On Wednesday, U.S. Rep. Joe Barton, R-Ennis, presented legislation to reform Medicaid by coordinating care for children who suffer from medically complex diseases but are not located near major pediatric centers.
Present as the House heard the legislation was 7-year-old Emmy Kaighan and her family. The Plano girl suffers from acute disseminated encephalomyelitis, a disease that aggressively targeted her brain tissue. When she was 3-years-old, she woke up one morning unable to walk or talk.
She was taken to Children’s Medical Center and placed in a medically induced coma for 31 days.
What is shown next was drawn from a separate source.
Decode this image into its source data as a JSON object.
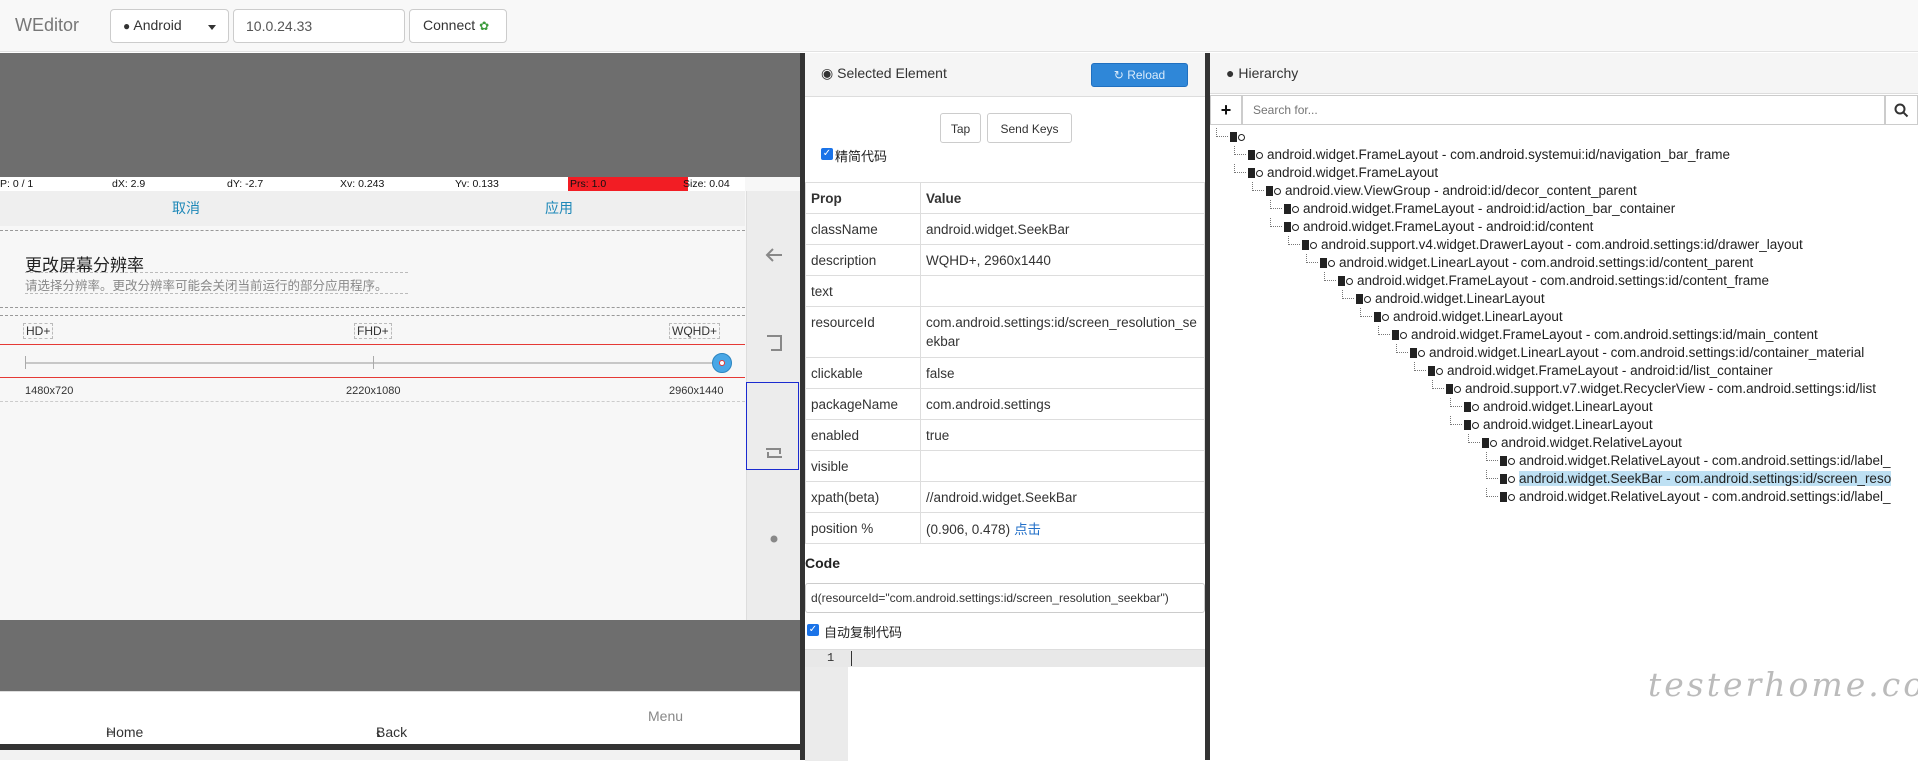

She had the benefit of a coordinated care system at Children’s. Thousands of other children who are diagnosed with rare disorders don’t have that luxury; they’re not located near top pediatric centers. And they often receive care through Medicaid at facilities either out of state or far from home.
And so, according to CMS data, these patients represent less than 10 percent of all children enrolled in Medicaid but account for 40 percent of all its pediatric spending. The proposal, according to Children’s spokeswoman Meagan Abendaschein, could save the government $13 billion over the next 10 years.
“Children with complex medical conditions require a unique coordinated health care delivery system. Unfortunately, the current Medicaid system doesn’t support the model that we know is best for our patients,” said Children’s CEO Christopher J. Durovich in a statement “At Children’s Medical Center, we already provide care coordination for complex medical needs and we believe it is time for Medicaid’s delivery system to catch up to our advances.”
The ACE Kids Act of 2014 would create networks that follow a set of national standards that ensure the children receive the same type and quality of care no matter where they are treated. Emmy, meanwhile, got to meet Reps. Bill Flores, R- Bryan; Michael Burgess, R-Lewisville; Pete Sessions, R-Dallas; Sam Johnson, R-Richardson; and Ralph Hall, R-Rockwall.
“Congressman Barton’s legislation will improve the care that these children receive and reduce costs at the state and federal levels. I applaud his efforts to ensure that children with complex health needs receive the first-rate care they deserve, in the most efficient and child-focused means, regardless of where they live,” Durovich continued.